Veggie Box Items - corn, squash, red onions, sage (not in box but in herb garden)
CWYG List Items - olive oil, bacon, pasta, eggs, parmesan cheese
Pasta Carbonara with Corn and Summer Squash
1 pound pasta, I use brown rice penne
1/4 cup extra virgin olive oil (enough to coat bottom of pan)
1/4 pound bacon, chopped
½ cup onion, chopped (I used red, but any type of onion is fine)
2 cups seasonal vegetables, cut to the same size as the pasta you are using (or 1 cup frozen peas)
2 tbsp thinly sliced fresh sage (don't use dry just use whatever fresh herbs you have on hand or leave out)
4 large egg yolks
Freshly grated Parmesan Cheese
Freshly grated pepper.
1. Put a large saucepot of water on to boil. Add a liberal amount (I mean it...2 tbsp or more) of salt and the pasta. Cook to al dente, about 7-8 minutes. Reserve at least 2 cups of cooking water before draining.
2. Meanwhile, heat a large skillet over medium heat. Add the olive oil and bacon. Brown
bacon 2 minutes. Add onion and stir until all the brown bits come off the bottom of the pan. Add vegetables (not peas) and saute until lightly brown and tender. Add half of the sage and cook for a minute
3. In a separate bowl, beat yolks, a large grating of pepper and a handful of grated cheese. Add
1 large ladleful (about 1/2 cup) of the pasta cooking water while constantly whisking.

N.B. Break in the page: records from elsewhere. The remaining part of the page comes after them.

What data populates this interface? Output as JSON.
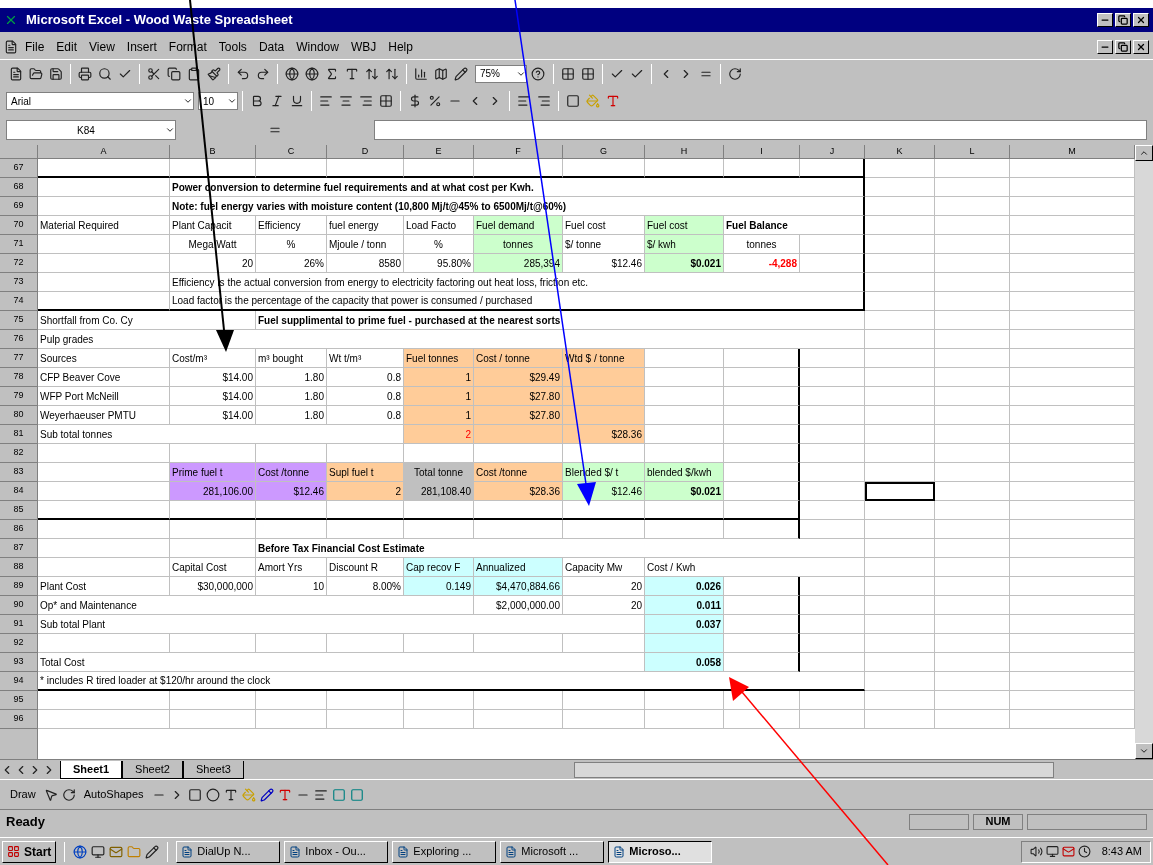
{
  "window": {
    "title": "Microsoft Excel - Wood Waste Spreadsheet"
  },
  "menu": [
    "File",
    "Edit",
    "View",
    "Insert",
    "Format",
    "Tools",
    "Data",
    "Window",
    "WBJ",
    "Help"
  ],
  "toolbar": {
    "zoom": "75%"
  },
  "format_toolbar": {
    "font": "Arial",
    "size": "10"
  },
  "name_box": "K84",
  "columns": [
    "A",
    "B",
    "C",
    "D",
    "E",
    "F",
    "G",
    "H",
    "I",
    "J",
    "K",
    "L",
    "M"
  ],
  "rows": [
    {
      "number": "67",
      "cells": {}
    },
    {
      "number": "68",
      "cells": {
        "B": {
          "text": "Power conversion to determine fuel requirements and at what cost per Kwh.",
          "kind": "text",
          "bold": true
        }
      }
    },
    {
      "number": "69",
      "cells": {
        "B": {
          "text": "Note: fuel energy varies with moisture content (10,800 Mj/t@45% to 6500Mj/t@60%)",
          "kind": "text",
          "bold": true
        }
      }
    },
    {
      "number": "70",
      "cells": {
        "A": {
          "text": "Material Required",
          "kind": "text"
        },
        "B": {
          "text": "Plant Capacit",
          "kind": "text"
        },
        "C": {
          "text": "Efficiency",
          "kind": "text"
        },
        "D": {
          "text": "fuel energy",
          "kind": "text"
        },
        "E": {
          "text": "Load Facto",
          "kind": "text"
        },
        "F": {
          "text": "Fuel demand",
          "kind": "text",
          "color": "#ccffcc"
        },
        "G": {
          "text": "Fuel cost",
          "kind": "text"
        },
        "H": {
          "text": "Fuel cost",
          "kind": "text",
          "color": "#ccffcc"
        },
        "I": {
          "text": "Fuel Balance",
          "kind": "text",
          "bold": true
        }
      }
    },
    {
      "number": "71",
      "cells": {
        "B": {
          "text": "Mega Watt",
          "kind": "center"
        },
        "C": {
          "text": "%",
          "kind": "center"
        },
        "D": {
          "text": "Mjoule / tonn",
          "kind": "text"
        },
        "E": {
          "text": "%",
          "kind": "center"
        },
        "F": {
          "text": "tonnes",
          "kind": "center",
          "color": "#ccffcc"
        },
        "G": {
          "text": "$/ tonne",
          "kind": "text"
        },
        "H": {
          "text": "$/ kwh",
          "kind": "text",
          "color": "#ccffcc"
        },
        "I": {
          "text": "tonnes",
          "kind": "center"
        }
      }
    },
    {
      "number": "72",
      "cells": {
        "B": {
          "text": "20",
          "kind": "number"
        },
        "C": {
          "text": "26%",
          "kind": "number"
        },
        "D": {
          "text": "8580",
          "kind": "number"
        },
        "E": {
          "text": "95.80%",
          "kind": "number"
        },
        "F": {
          "text": "285,394",
          "kind": "number",
          "color": "#ccffcc"
        },
        "G": {
          "text": "$12.46",
          "kind": "number"
        },
        "H": {
          "text": "$0.021",
          "kind": "number",
          "bold": true,
          "color": "#ccffcc"
        },
        "I": {
          "text": "-4,288",
          "kind": "number",
          "bold": true,
          "alert": true
        }
      }
    },
    {
      "number": "73",
      "cells": {
        "B": {
          "text": "Efficiency is the actual conversion from energy to electricity factoring out heat loss, friction etc.",
          "kind": "text"
        }
      }
    },
    {
      "number": "74",
      "cells": {
        "B": {
          "text": "Load factor is the percentage of the capacity that power is consumed / purchased",
          "kind": "text"
        }
      }
    },
    {
      "number": "75",
      "cells": {
        "A": {
          "text": "Shortfall from Co. Cy",
          "kind": "text"
        },
        "C": {
          "text": "Fuel supplimental to prime fuel - purchased at the nearest sorts",
          "kind": "text",
          "bold": true
        }
      }
    },
    {
      "number": "76",
      "cells": {
        "A": {
          "text": "Pulp grades",
          "kind": "text"
        }
      }
    },
    {
      "number": "77",
      "cells": {
        "A": {
          "text": "Sources",
          "kind": "text"
        },
        "B": {
          "text": "Cost/m³",
          "kind": "text"
        },
        "C": {
          "text": "m³ bought",
          "kind": "text"
        },
        "D": {
          "text": "Wt  t/m³",
          "kind": "text"
        },
        "E": {
          "text": "Fuel tonnes",
          "kind": "text",
          "color": "#ffcc99"
        },
        "F": {
          "text": "Cost / tonne",
          "kind": "text",
          "color": "#ffcc99"
        },
        "G": {
          "text": "Wtd $ / tonne",
          "kind": "text",
          "color": "#ffcc99"
        }
      }
    },
    {
      "number": "78",
      "cells": {
        "A": {
          "text": "CFP Beaver Cove",
          "kind": "text"
        },
        "B": {
          "text": "$14.00",
          "kind": "number"
        },
        "C": {
          "text": "1.80",
          "kind": "number"
        },
        "D": {
          "text": "0.8",
          "kind": "number"
        },
        "E": {
          "text": "1",
          "kind": "number",
          "color": "#ffcc99"
        },
        "F": {
          "text": "$29.49",
          "kind": "number",
          "color": "#ffcc99"
        },
        "G": {
          "kind": "number",
          "color": "#ffcc99"
        }
      }
    },
    {
      "number": "79",
      "cells": {
        "A": {
          "text": "WFP Port McNeill",
          "kind": "text"
        },
        "B": {
          "text": "$14.00",
          "kind": "number"
        },
        "C": {
          "text": "1.80",
          "kind": "number"
        },
        "D": {
          "text": "0.8",
          "kind": "number"
        },
        "E": {
          "text": "1",
          "kind": "number",
          "color": "#ffcc99"
        },
        "F": {
          "text": "$27.80",
          "kind": "number",
          "color": "#ffcc99"
        },
        "G": {
          "kind": "number",
          "color": "#ffcc99"
        }
      }
    },
    {
      "number": "80",
      "cells": {
        "A": {
          "text": "Weyerhaeuser PMTU",
          "kind": "text"
        },
        "B": {
          "text": "$14.00",
          "kind": "number"
        },
        "C": {
          "text": "1.80",
          "kind": "number"
        },
        "D": {
          "text": "0.8",
          "kind": "number"
        },
        "E": {
          "text": "1",
          "kind": "number",
          "color": "#ffcc99"
        },
        "F": {
          "text": "$27.80",
          "kind": "number",
          "color": "#ffcc99"
        },
        "G": {
          "kind": "number",
          "color": "#ffcc99"
        }
      }
    },
    {
      "number": "81",
      "cells": {
        "A": {
          "text": "Sub total tonnes",
          "kind": "text"
        },
        "E": {
          "text": "2",
          "kind": "number",
          "alert": true,
          "color": "#ffcc99"
        },
        "F": {
          "kind": "number",
          "color": "#ffcc99"
        },
        "G": {
          "text": "$28.36",
          "kind": "number",
          "color": "#ffcc99"
        }
      }
    },
    {
      "number": "82",
      "cells": {}
    },
    {
      "number": "83",
      "cells": {
        "B": {
          "text": "Prime fuel t",
          "kind": "text",
          "color": "#cc99ff"
        },
        "C": {
          "text": "Cost /tonne",
          "kind": "text",
          "color": "#cc99ff"
        },
        "D": {
          "text": "Supl fuel t",
          "kind": "text",
          "color": "#ffcc99"
        },
        "E": {
          "text": "Total tonne",
          "kind": "center",
          "color": "#c0c0c0"
        },
        "F": {
          "text": "Cost /tonne",
          "kind": "text",
          "color": "#ffcc99"
        },
        "G": {
          "text": "Blended $/ t",
          "kind": "text",
          "color": "#ccffcc"
        },
        "H": {
          "text": "blended $/kwh",
          "kind": "text",
          "color": "#ccffcc"
        }
      }
    },
    {
      "number": "84",
      "cells": {
        "B": {
          "text": "281,106.00",
          "kind": "number",
          "color": "#cc99ff"
        },
        "C": {
          "text": "$12.46",
          "kind": "number",
          "color": "#cc99ff"
        },
        "D": {
          "text": "2",
          "kind": "number",
          "color": "#ffcc99"
        },
        "E": {
          "text": "281,108.40",
          "kind": "number",
          "color": "#c0c0c0"
        },
        "F": {
          "text": "$28.36",
          "kind": "number",
          "color": "#ffcc99"
        },
        "G": {
          "text": "$12.46",
          "kind": "number",
          "color": "#ccffcc"
        },
        "H": {
          "text": "$0.021",
          "kind": "number",
          "bold": true,
          "color": "#ccffcc"
        },
        "K": {
          "selected": true
        }
      }
    },
    {
      "number": "85",
      "cells": {}
    },
    {
      "number": "86",
      "cells": {}
    },
    {
      "number": "87",
      "cells": {
        "C": {
          "text": "Before Tax Financial Cost Estimate",
          "kind": "text",
          "bold": true
        }
      }
    },
    {
      "number": "88",
      "cells": {
        "B": {
          "text": "Capital Cost",
          "kind": "text"
        },
        "C": {
          "text": "Amort Yrs",
          "kind": "text"
        },
        "D": {
          "text": "Discount R",
          "kind": "text"
        },
        "E": {
          "text": "Cap recov F",
          "kind": "text",
          "color": "#ccffff"
        },
        "F": {
          "text": "Annualized",
          "kind": "text",
          "color": "#ccffff"
        },
        "G": {
          "text": "Capacity Mw",
          "kind": "text"
        },
        "H": {
          "text": "Cost / Kwh",
          "kind": "text"
        }
      }
    },
    {
      "number": "89",
      "cells": {
        "A": {
          "text": "Plant Cost",
          "kind": "text"
        },
        "B": {
          "text": "$30,000,000",
          "kind": "number"
        },
        "C": {
          "text": "10",
          "kind": "number"
        },
        "D": {
          "text": "8.00%",
          "kind": "number"
        },
        "E": {
          "text": "0.149",
          "kind": "number",
          "color": "#ccffff"
        },
        "F": {
          "text": "$4,470,884.66",
          "kind": "number",
          "color": "#ccffff"
        },
        "G": {
          "text": "20",
          "kind": "number"
        },
        "H": {
          "text": "0.026",
          "kind": "number",
          "bold": true,
          "color": "#ccffff"
        }
      }
    },
    {
      "number": "90",
      "cells": {
        "A": {
          "text": "Op* and Maintenance",
          "kind": "text"
        },
        "F": {
          "text": "$2,000,000.00",
          "kind": "number"
        },
        "G": {
          "text": "20",
          "kind": "number"
        },
        "H": {
          "text": "0.011",
          "kind": "number",
          "bold": true,
          "color": "#ccffff"
        }
      }
    },
    {
      "number": "91",
      "cells": {
        "A": {
          "text": "Sub total Plant",
          "kind": "text"
        },
        "H": {
          "text": "0.037",
          "kind": "number",
          "bold": true,
          "color": "#ccffff"
        }
      }
    },
    {
      "number": "92",
      "cells": {
        "H": {
          "kind": "number",
          "color": "#ccffff"
        }
      }
    },
    {
      "number": "93",
      "cells": {
        "A": {
          "text": "Total Cost",
          "kind": "text"
        },
        "H": {
          "text": "0.058",
          "kind": "number",
          "bold": true,
          "color": "#ccffff"
        }
      }
    },
    {
      "number": "94",
      "cells": {
        "A": {
          "text": "* includes R tired loader at $120/hr around the clock",
          "kind": "text"
        }
      }
    },
    {
      "number": "95",
      "cells": {}
    },
    {
      "number": "96",
      "cells": {}
    }
  ],
  "sheet_tabs": [
    {
      "label": "Sheet1",
      "selected": true
    },
    {
      "label": "Sheet2",
      "selected": false
    },
    {
      "label": "Sheet3",
      "selected": false
    }
  ],
  "drawing_toolbar": {
    "draw": "Draw",
    "autoshapes": "AutoShapes"
  },
  "status_bar": {
    "text": "Ready",
    "indicator": "NUM"
  },
  "taskbar": {
    "start": "Start",
    "tasks": [
      {
        "label": "DialUp N...",
        "selected": false
      },
      {
        "label": "Inbox - Ou...",
        "selected": false
      },
      {
        "label": "Exploring ...",
        "selected": false
      },
      {
        "label": "Microsoft ...",
        "selected": false
      },
      {
        "label": "Microso...",
        "selected": true
      }
    ],
    "clock": "8:43 AM"
  }
}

This tempers the eggs and keeps them from scrambling when added to the pasta.
4. Drain pasta well and add it directly to the skillet with bacon and veggie mixture. Pour the egg mixture
over the pasta. Toss rapidly to coat the pasta without cooking the egg. Add more pasta water as needed to keep it from being gloppy. Add peas now if you are using them. Remove pan from heat and continue to toss and turn the pasta until it soaks up egg mixture and thickens, 1 to 2 minutes. Add a big handful of cheese, a little more pasta water. Stir again then taste. Add pepper and salt if needed. Stir one more time then sprinkle with extra grated cheese and reserved sage.
Copyright 2011 Christi Flaherty, TablaVie Cooking Classes